Labour leader Sir Keir starmer and shadow chancellor Rachel Reeves met with private equity chiefs to discuss the future of investment in an industry that they intend to target with a £440mn raid on tax.
Starmer and Reeves are conducting a charm campaign with senior executives of investment groups such as Blackstone and Advent International in the US and Brookfield Asset Management in Canada, according to sources familiar with the situation.
The Labor pair used these meetings to discuss the role private capital plays in boosting the economy and financing the energy transformation.
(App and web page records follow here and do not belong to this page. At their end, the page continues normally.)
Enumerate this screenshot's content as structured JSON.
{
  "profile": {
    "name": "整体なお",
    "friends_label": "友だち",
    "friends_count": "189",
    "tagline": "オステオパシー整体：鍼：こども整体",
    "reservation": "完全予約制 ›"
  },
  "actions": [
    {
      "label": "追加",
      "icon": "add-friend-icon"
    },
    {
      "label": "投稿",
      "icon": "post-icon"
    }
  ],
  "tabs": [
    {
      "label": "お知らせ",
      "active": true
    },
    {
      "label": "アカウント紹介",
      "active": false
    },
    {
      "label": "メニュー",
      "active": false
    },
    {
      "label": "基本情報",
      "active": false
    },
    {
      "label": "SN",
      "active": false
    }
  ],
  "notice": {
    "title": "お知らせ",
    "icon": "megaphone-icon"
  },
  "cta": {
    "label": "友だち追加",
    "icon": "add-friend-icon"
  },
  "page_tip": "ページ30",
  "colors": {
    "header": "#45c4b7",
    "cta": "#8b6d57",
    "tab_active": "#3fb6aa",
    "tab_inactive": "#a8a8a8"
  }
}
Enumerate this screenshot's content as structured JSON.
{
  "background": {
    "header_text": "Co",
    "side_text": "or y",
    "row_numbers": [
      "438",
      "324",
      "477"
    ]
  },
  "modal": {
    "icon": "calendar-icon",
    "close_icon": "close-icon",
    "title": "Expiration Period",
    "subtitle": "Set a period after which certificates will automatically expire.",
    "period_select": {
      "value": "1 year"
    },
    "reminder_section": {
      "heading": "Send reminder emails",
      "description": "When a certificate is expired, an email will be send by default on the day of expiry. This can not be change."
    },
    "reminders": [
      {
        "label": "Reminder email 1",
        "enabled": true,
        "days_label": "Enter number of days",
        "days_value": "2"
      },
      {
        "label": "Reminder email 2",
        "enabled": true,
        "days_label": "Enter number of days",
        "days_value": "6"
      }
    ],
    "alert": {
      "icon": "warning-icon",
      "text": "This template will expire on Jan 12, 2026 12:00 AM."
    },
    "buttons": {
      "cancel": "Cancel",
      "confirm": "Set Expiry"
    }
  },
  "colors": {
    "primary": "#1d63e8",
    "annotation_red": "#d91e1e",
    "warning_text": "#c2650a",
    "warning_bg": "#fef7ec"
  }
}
Starmer stated in a November speech that private capital would be a game-changer for the UK’s economy.
If it wins power, the UK’s major opposition party will also change the taxation of dealmakers in buyout groups.
Reeves announced two years ago she would close a loophole that private equity executives used to reduce their tax on the share of profits they paid, also known as carried interests or carry.
Labour spokesperson stated on Monday that the policy will be included in the election manifesto to be drafted later this year. She said, “We will close the loophole of carried interest for private equity fund manager,” The party estimates that the change will raise PS440mn per year for the exchequer.
Carry interest is the amount of money that buyout executives get from their fund’s successful investments. These payments are classified as capital gains rather than income and are therefore taxed at a rate of 28 percent, instead of the top 45 percent income tax rate most dealmakers pay.
A person who was involved in the discussion said that the industry accepted it was unrealistic to hope for no changes to the carried interest tax during the Labour administration, but expressed the hope that “reforming the CGT treatment rather than eliminating it was a way to go”.
Starmer’s choice to court this small, but powerful group private-equity executives represents the latest attempt by the leader to reinvent Labour as a business-friendly party in contrast to his “hard-left” predecessor Jeremy Corbyn.
Starmer, the successor to Corbyn in 2020, alarmed UK business leaders by his promises to nationalise major industries, increase corporation tax sharply and seize £300bn in shares of listed companies in a decade.
Starmer, who is aiming to bring the party closer to the center of the political spectrum in the wake of the upcoming general elections next year has increased his engagement with the business community.
According to party officials, Reeves and he have met over 1,000 business leaders during the last three years. In January, the two men met with senior executives of some of Wall Street’s largest investment banks. These included Goldman Sachs JPMorgan Chase Morgan Stanley.
Private equity executives praised Starmer for his willingness to engage the industry, and claimed that Labour was more proactive than Conservatives.
Reeves had previously accused private equity of not paying enough taxes and of stripping assets from companies such as HMV or Maplin. Both of these went into administration.
Michael Moore, Chief Executive of the British Private Equity and Venture Capital Association, said: “While certain aspects can be uncomfortable, the good thing for us is that Labour, in just 18 months, has moved from calling us ‘asset-strippers’, to engaging us openly on how this industry contributes growth to the economy.
Labour’s outreach also acknowledges the growing influence of buyout groups after a decade long acquisition spree. This included stakes in supermarket chain Asda, Morrisons, and Chelsea Football Club. In response to the heightened interest in private equity, UK companies such as THG and Network International Holdings (credit card processor) are currently in takeover discussions with private equity.
According to the BVCA, companies backed by venture capital and private equity groups employ over 2 million people in the UK.